■ **THE DATA**:

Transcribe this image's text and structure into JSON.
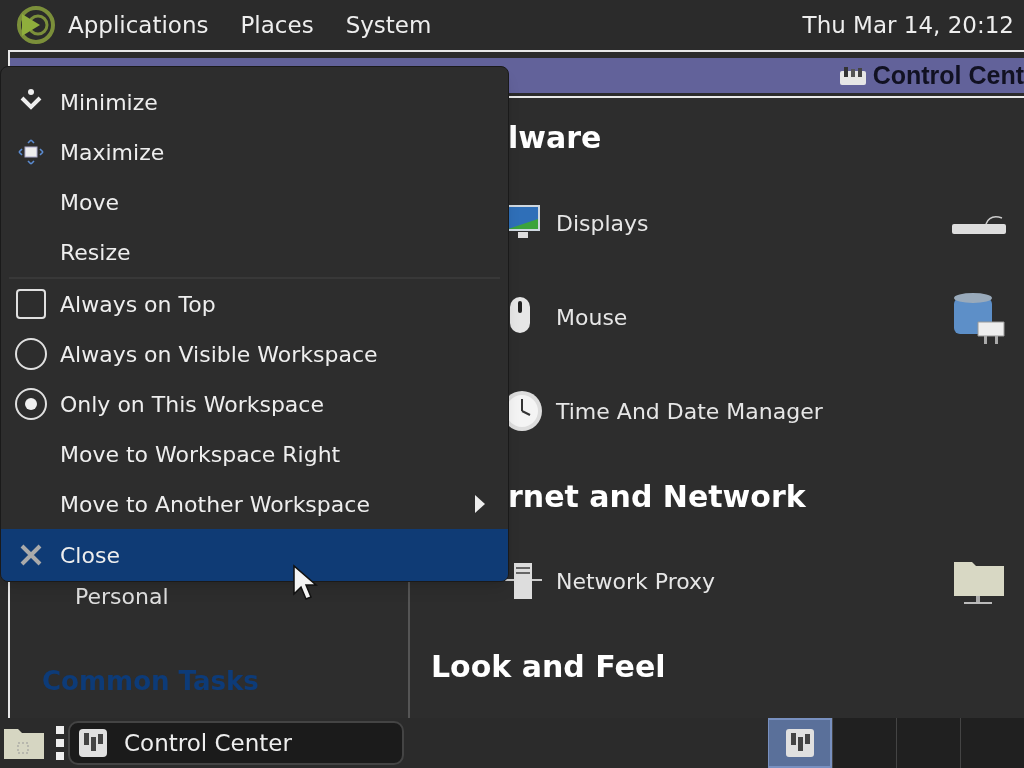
{
  "top_panel": {
    "menus": [
      "Applications",
      "Places",
      "System"
    ],
    "clock": "Thu Mar 14, 20:12"
  },
  "window": {
    "title": "Control Cent",
    "sidebar": {
      "items": [
        "Personal"
      ],
      "section_title": "Common Tasks"
    },
    "sections": [
      {
        "title": "lware",
        "rows": [
          {
            "left": {
              "kind": "display",
              "label": "Displays"
            },
            "right": {
              "kind": "keyboard"
            }
          },
          {
            "left": {
              "kind": "mouse",
              "label": "Mouse"
            },
            "right": {
              "kind": "tank"
            }
          },
          {
            "left": {
              "kind": "clock",
              "label": "Time And Date Manager"
            }
          }
        ]
      },
      {
        "title": "rnet and Network",
        "rows": [
          {
            "left": {
              "kind": "server",
              "label": "Network Proxy"
            },
            "right": {
              "kind": "netfolder"
            }
          }
        ]
      },
      {
        "title": "Look and Feel"
      }
    ]
  },
  "window_menu": {
    "items": [
      {
        "kind": "minimize",
        "label": "Minimize",
        "selected": false
      },
      {
        "kind": "maximize",
        "label": "Maximize",
        "selected": false
      },
      {
        "kind": "action",
        "label": "Move",
        "selected": false
      },
      {
        "kind": "action",
        "label": "Resize",
        "selected": false
      },
      {
        "kind": "separator"
      },
      {
        "kind": "check",
        "label": "Always on Top",
        "checked": false,
        "selected": false
      },
      {
        "kind": "radio",
        "label": "Always on Visible Workspace",
        "checked": false,
        "selected": false
      },
      {
        "kind": "radio",
        "label": "Only on This Workspace",
        "checked": true,
        "selected": false
      },
      {
        "kind": "action",
        "label": "Move to Workspace Right",
        "selected": false
      },
      {
        "kind": "submenu",
        "label": "Move to Another Workspace",
        "selected": false
      },
      {
        "kind": "close",
        "label": "Close",
        "selected": true
      }
    ]
  },
  "taskbar": {
    "tasks": [
      {
        "label": "Control Center"
      }
    ],
    "workspaces": [
      {
        "selected": true
      },
      {
        "selected": false
      },
      {
        "selected": false
      },
      {
        "selected": false
      }
    ]
  }
}
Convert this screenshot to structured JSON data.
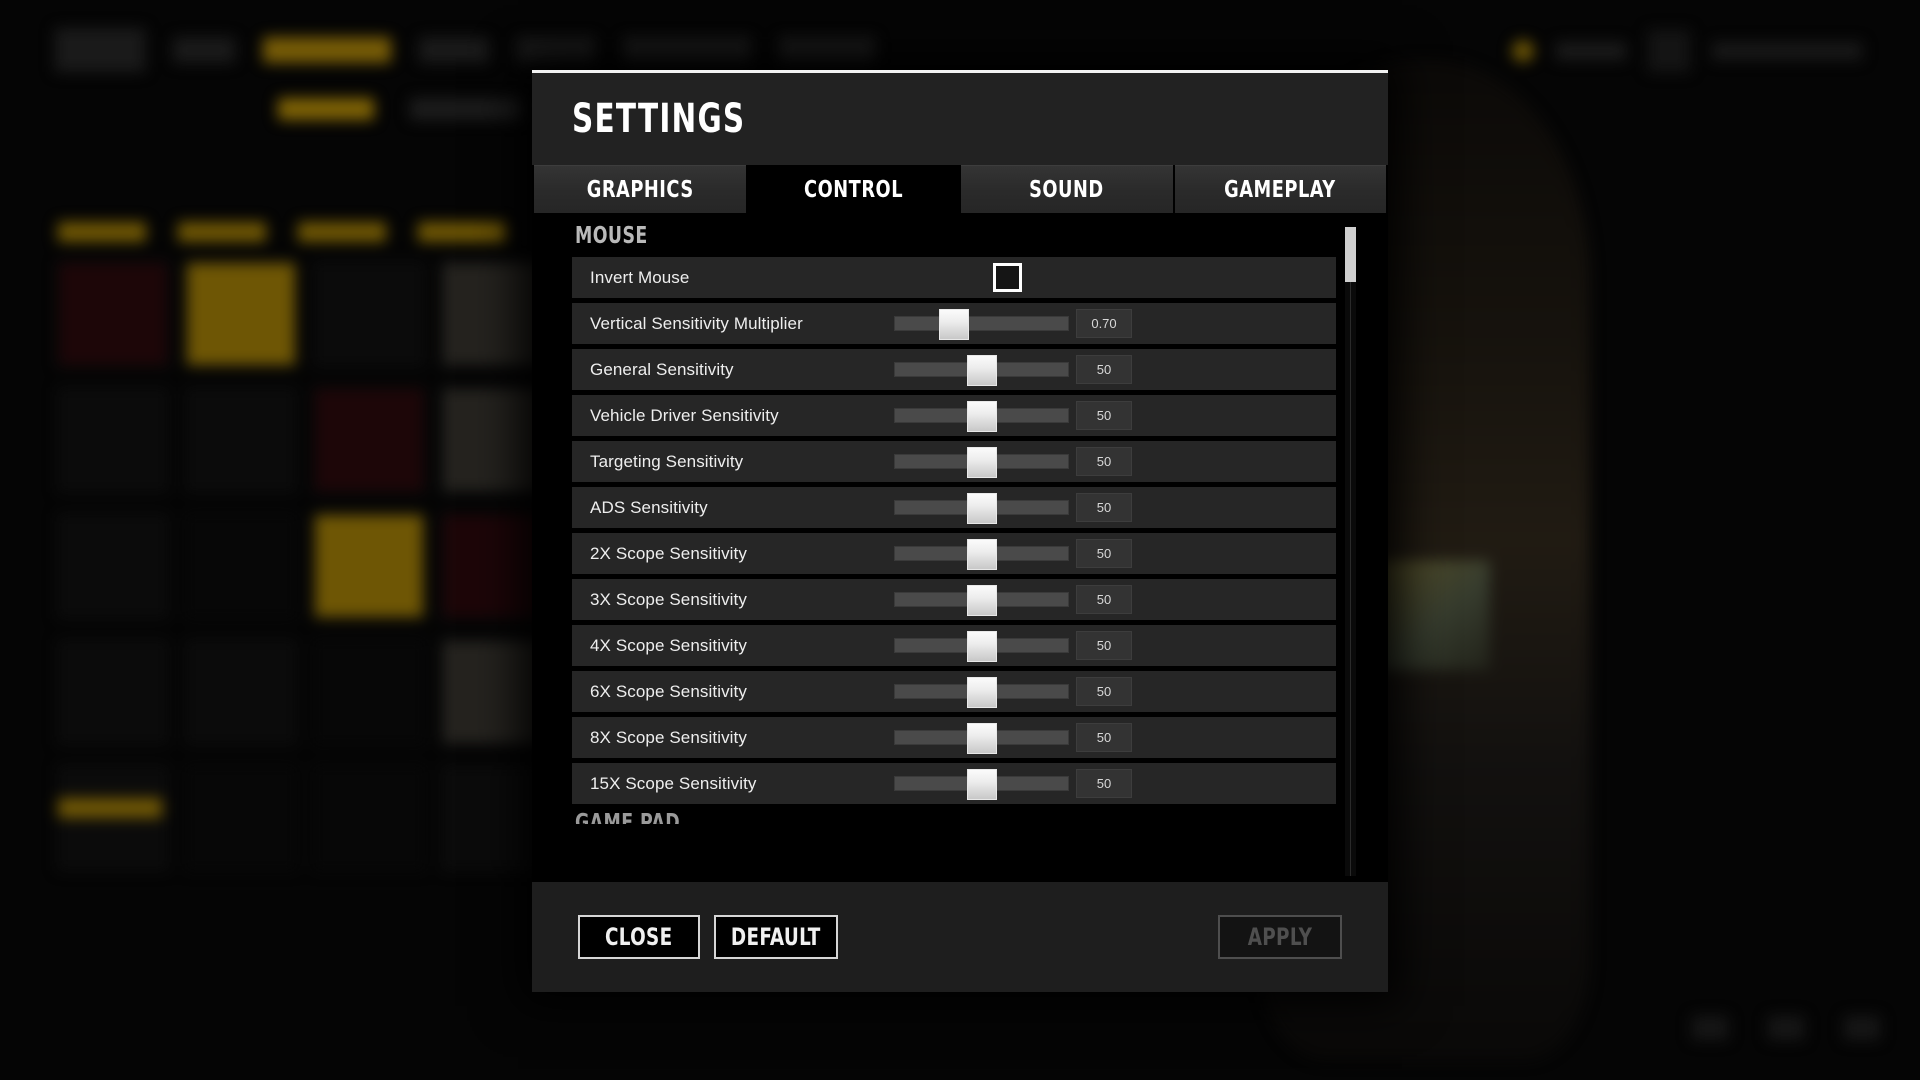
{
  "background": {
    "nav_items_count": 6,
    "accent_gold": "#7e6206"
  },
  "modal": {
    "title": "SETTINGS",
    "tabs": [
      {
        "label": "GRAPHICS",
        "active": false
      },
      {
        "label": "CONTROL",
        "active": true
      },
      {
        "label": "SOUND",
        "active": false
      },
      {
        "label": "GAMEPLAY",
        "active": false
      }
    ],
    "sections": [
      {
        "heading": "MOUSE",
        "rows": [
          {
            "label": "Invert Mouse",
            "type": "checkbox",
            "checked": false
          },
          {
            "label": "Vertical Sensitivity Multiplier",
            "type": "slider",
            "value": "0.70",
            "percent": 34
          },
          {
            "label": "General Sensitivity",
            "type": "slider",
            "value": "50",
            "percent": 50
          },
          {
            "label": "Vehicle Driver Sensitivity",
            "type": "slider",
            "value": "50",
            "percent": 50
          },
          {
            "label": "Targeting Sensitivity",
            "type": "slider",
            "value": "50",
            "percent": 50
          },
          {
            "label": "ADS Sensitivity",
            "type": "slider",
            "value": "50",
            "percent": 50
          },
          {
            "label": "2X Scope Sensitivity",
            "type": "slider",
            "value": "50",
            "percent": 50
          },
          {
            "label": "3X Scope Sensitivity",
            "type": "slider",
            "value": "50",
            "percent": 50
          },
          {
            "label": "4X Scope Sensitivity",
            "type": "slider",
            "value": "50",
            "percent": 50
          },
          {
            "label": "6X Scope Sensitivity",
            "type": "slider",
            "value": "50",
            "percent": 50
          },
          {
            "label": "8X Scope Sensitivity",
            "type": "slider",
            "value": "50",
            "percent": 50
          },
          {
            "label": "15X Scope Sensitivity",
            "type": "slider",
            "value": "50",
            "percent": 50
          }
        ]
      },
      {
        "heading": "GAME PAD",
        "rows": []
      }
    ],
    "scrollbar": {
      "thumb_top_percent": 0,
      "thumb_height_percent": 8
    },
    "footer": {
      "close_label": "CLOSE",
      "default_label": "DEFAULT",
      "apply_label": "APPLY",
      "apply_enabled": false
    }
  }
}
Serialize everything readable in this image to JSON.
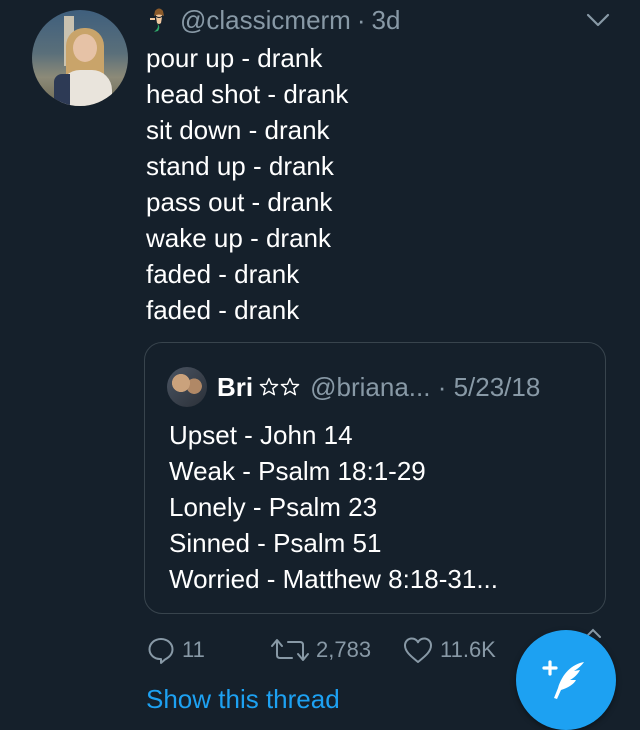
{
  "tweet": {
    "handle": "@classicmerm",
    "separator": "·",
    "time": "3d",
    "lines": [
      "pour up - drank",
      "head shot - drank",
      "sit down - drank",
      "stand up - drank",
      "pass out - drank",
      "wake up - drank",
      "faded - drank",
      "faded - drank"
    ]
  },
  "quoted_tweet": {
    "name": "Bri",
    "stars_icon": "star-outline-icon",
    "handle_time": "@briana... · 5/23/18",
    "lines": [
      "Upset - John 14",
      "Weak - Psalm 18:1-29",
      "Lonely - Psalm 23",
      "Sinned - Psalm 51",
      "Worried - Matthew 8:18-31..."
    ]
  },
  "actions": {
    "replies": "11",
    "retweets": "2,783",
    "likes": "11.6K"
  },
  "show_thread": "Show this thread",
  "colors": {
    "background": "#15202b",
    "secondary_text": "#8899a6",
    "accent": "#1da1f2",
    "border": "#38444d"
  }
}
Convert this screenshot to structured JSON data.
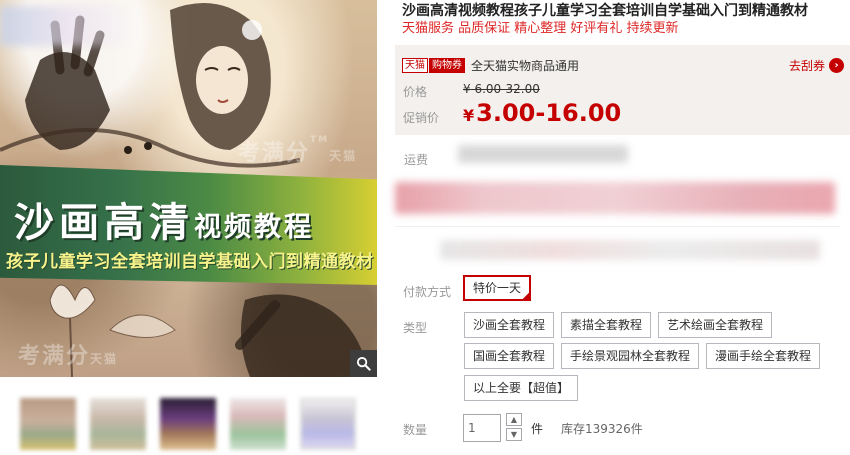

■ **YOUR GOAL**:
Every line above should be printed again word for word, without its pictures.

■ **EXERCISE RESULT**:
Transcribe this image's text and structure into JSON.
{
  "top_panel": {
    "menus": [
      "Applications",
      "Places",
      "System"
    ],
    "clock": "Thu Mar 14, 20:12"
  },
  "window": {
    "title": "Control Cent",
    "sidebar": {
      "items": [
        "Personal"
      ],
      "section_title": "Common Tasks"
    },
    "sections": [
      {
        "title": "lware",
        "rows": [
          {
            "left": {
              "kind": "display",
              "label": "Displays"
            },
            "right": {
              "kind": "keyboard"
            }
          },
          {
            "left": {
              "kind": "mouse",
              "label": "Mouse"
            },
            "right": {
              "kind": "tank"
            }
          },
          {
            "left": {
              "kind": "clock",
              "label": "Time And Date Manager"
            }
          }
        ]
      },
      {
        "title": "rnet and Network",
        "rows": [
          {
            "left": {
              "kind": "server",
              "label": "Network Proxy"
            },
            "right": {
              "kind": "netfolder"
            }
          }
        ]
      },
      {
        "title": "Look and Feel"
      }
    ]
  },
  "window_menu": {
    "items": [
      {
        "kind": "minimize",
        "label": "Minimize",
        "selected": false
      },
      {
        "kind": "maximize",
        "label": "Maximize",
        "selected": false
      },
      {
        "kind": "action",
        "label": "Move",
        "selected": false
      },
      {
        "kind": "action",
        "label": "Resize",
        "selected": false
      },
      {
        "kind": "separator"
      },
      {
        "kind": "check",
        "label": "Always on Top",
        "checked": false,
        "selected": false
      },
      {
        "kind": "radio",
        "label": "Always on Visible Workspace",
        "checked": false,
        "selected": false
      },
      {
        "kind": "radio",
        "label": "Only on This Workspace",
        "checked": true,
        "selected": false
      },
      {
        "kind": "action",
        "label": "Move to Workspace Right",
        "selected": false
      },
      {
        "kind": "submenu",
        "label": "Move to Another Workspace",
        "selected": false
      },
      {
        "kind": "close",
        "label": "Close",
        "selected": true
      }
    ]
  },
  "taskbar": {
    "tasks": [
      {
        "label": "Control Center"
      }
    ],
    "workspaces": [
      {
        "selected": true
      },
      {
        "selected": false
      },
      {
        "selected": false
      },
      {
        "selected": false
      }
    ]
  }
}
Convert this screenshot to structured JSON data.
{
  "background": {
    "nav_items_count": 6,
    "accent_gold": "#7e6206"
  },
  "modal": {
    "title": "SETTINGS",
    "tabs": [
      {
        "label": "GRAPHICS",
        "active": false
      },
      {
        "label": "CONTROL",
        "active": true
      },
      {
        "label": "SOUND",
        "active": false
      },
      {
        "label": "GAMEPLAY",
        "active": false
      }
    ],
    "sections": [
      {
        "heading": "MOUSE",
        "rows": [
          {
            "label": "Invert Mouse",
            "type": "checkbox",
            "checked": false
          },
          {
            "label": "Vertical Sensitivity Multiplier",
            "type": "slider",
            "value": "0.70",
            "percent": 34
          },
          {
            "label": "General Sensitivity",
            "type": "slider",
            "value": "50",
            "percent": 50
          },
          {
            "label": "Vehicle Driver Sensitivity",
            "type": "slider",
            "value": "50",
            "percent": 50
          },
          {
            "label": "Targeting Sensitivity",
            "type": "slider",
            "value": "50",
            "percent": 50
          },
          {
            "label": "ADS Sensitivity",
            "type": "slider",
            "value": "50",
            "percent": 50
          },
          {
            "label": "2X Scope Sensitivity",
            "type": "slider",
            "value": "50",
            "percent": 50
          },
          {
            "label": "3X Scope Sensitivity",
            "type": "slider",
            "value": "50",
            "percent": 50
          },
          {
            "label": "4X Scope Sensitivity",
            "type": "slider",
            "value": "50",
            "percent": 50
          },
          {
            "label": "6X Scope Sensitivity",
            "type": "slider",
            "value": "50",
            "percent": 50
          },
          {
            "label": "8X Scope Sensitivity",
            "type": "slider",
            "value": "50",
            "percent": 50
          },
          {
            "label": "15X Scope Sensitivity",
            "type": "slider",
            "value": "50",
            "percent": 50
          }
        ]
      },
      {
        "heading": "GAME PAD",
        "rows": []
      }
    ],
    "scrollbar": {
      "thumb_top_percent": 0,
      "thumb_height_percent": 8
    },
    "footer": {
      "close_label": "CLOSE",
      "default_label": "DEFAULT",
      "apply_label": "APPLY",
      "apply_enabled": false
    }
  }
}
Serialize everything readable in this image to JSON.
{
  "tweet": {
    "handle": "@classicmerm",
    "separator": "·",
    "time": "3d",
    "lines": [
      "pour up - drank",
      "head shot - drank",
      "sit down - drank",
      "stand up - drank",
      "pass out - drank",
      "wake up - drank",
      "faded - drank",
      "faded - drank"
    ]
  },
  "quoted_tweet": {
    "name": "Bri",
    "stars_icon": "star-outline-icon",
    "handle_time": "@briana... · 5/23/18",
    "lines": [
      "Upset - John 14",
      "Weak - Psalm 18:1-29",
      "Lonely - Psalm 23",
      "Sinned - Psalm 51",
      "Worried - Matthew 8:18-31..."
    ]
  },
  "actions": {
    "replies": "11",
    "retweets": "2,783",
    "likes": "11.6K"
  },
  "show_thread": "Show this thread",
  "colors": {
    "background": "#15202b",
    "secondary_text": "#8899a6",
    "accent": "#1da1f2",
    "border": "#38444d"
  }
}
Convert this screenshot to structured JSON data.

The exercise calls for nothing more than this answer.